Seventy-three current and former police officers, judges and prosecutors have sent a letter to U.S. Attorney General Eric Holder, urging him to respect the rights of the voters of Washington and Colorado when it comes to marijuana.
Former Seattle Police Chief Norm Stamper is among those signing the letter, which calls on federal officials to stay out of the states’ decisions to legalize pot possession.
“This is not a challenge to you, but an invitation – an invitation to help return our profession to the principles
that made us enter law enforcement in the first place,” the letter said.
“I think it’s fairly well-determined that the people of this state have said ‘we’ve had enough of this marijuana prohibition and we’d like to find a better way to regulate and control the use of marijuana for adults over 21,'” said Tony Ryan, a former police officer in Colorado.
While voters in both Washington and Colorado voted to legalize marijuana possession, federal law still prohibits it.

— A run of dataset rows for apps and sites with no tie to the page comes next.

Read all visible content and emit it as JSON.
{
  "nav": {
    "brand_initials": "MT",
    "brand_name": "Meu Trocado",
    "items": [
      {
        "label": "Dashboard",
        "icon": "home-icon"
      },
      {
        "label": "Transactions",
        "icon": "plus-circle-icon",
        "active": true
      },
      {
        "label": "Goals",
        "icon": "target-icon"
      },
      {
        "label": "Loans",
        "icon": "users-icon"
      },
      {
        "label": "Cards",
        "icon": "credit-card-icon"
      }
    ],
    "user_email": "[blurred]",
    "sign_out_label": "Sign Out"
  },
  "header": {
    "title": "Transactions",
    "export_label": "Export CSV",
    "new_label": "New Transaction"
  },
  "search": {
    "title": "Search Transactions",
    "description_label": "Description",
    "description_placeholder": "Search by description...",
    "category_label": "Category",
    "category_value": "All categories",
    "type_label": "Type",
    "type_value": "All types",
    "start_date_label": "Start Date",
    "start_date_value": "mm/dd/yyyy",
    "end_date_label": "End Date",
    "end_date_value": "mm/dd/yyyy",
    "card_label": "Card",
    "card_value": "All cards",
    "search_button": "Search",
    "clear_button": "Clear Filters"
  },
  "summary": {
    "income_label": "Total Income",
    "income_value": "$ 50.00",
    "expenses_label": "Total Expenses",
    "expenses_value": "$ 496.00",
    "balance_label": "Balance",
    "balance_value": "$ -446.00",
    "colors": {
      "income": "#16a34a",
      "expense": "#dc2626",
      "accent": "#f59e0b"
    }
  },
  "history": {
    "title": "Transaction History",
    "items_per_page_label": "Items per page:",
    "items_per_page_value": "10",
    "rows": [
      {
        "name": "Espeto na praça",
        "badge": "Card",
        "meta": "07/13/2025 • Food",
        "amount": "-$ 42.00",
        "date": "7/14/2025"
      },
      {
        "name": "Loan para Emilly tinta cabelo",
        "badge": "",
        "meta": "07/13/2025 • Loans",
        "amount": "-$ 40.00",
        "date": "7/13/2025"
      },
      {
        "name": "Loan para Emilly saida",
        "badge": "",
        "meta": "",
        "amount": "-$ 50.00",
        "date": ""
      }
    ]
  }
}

The letter comes one day after Washington Congressman Adam Smith and 16 other members of Congress sent a separate letter to Holder and the top DEA administrator to “take no action” against anyone in Washington or Colorado who chooses to smoke marijuana for medicinal or personal use.
“These states have chosen to move from a drug policy that spends millions of dollars turning ordinary Americans into criminals toward one that will tightly regulate the use of marijuana while raising tax revenue to support cash-strapped state and local governments,” the letter said.
The letter calls on the feds to allow the states to become “laboratories of democracy.”
“We believe this approach embraces the goals of existing federal marijuana law: to stop international trafficking, deter domestic organized criminal organizations, stop violence associated with the drug trade and protect children,” it said.
The letter from the law enforcement officers, judges and prosecutors argues the war on drugs continues to fail while criminalizing otherwise law abiding citizens.
“The war on marijuana has contributed to tens of thousands of deaths both here and south of the border, it has empowered and expanded criminal networks and it has
destroyed the mutual feeling of respect once enjoyed between citizens and police. It has not, however, reduced the supply or the demand of the drug and has only served to further alienate – through arrest and imprisonment – those who consume it,” the letter said.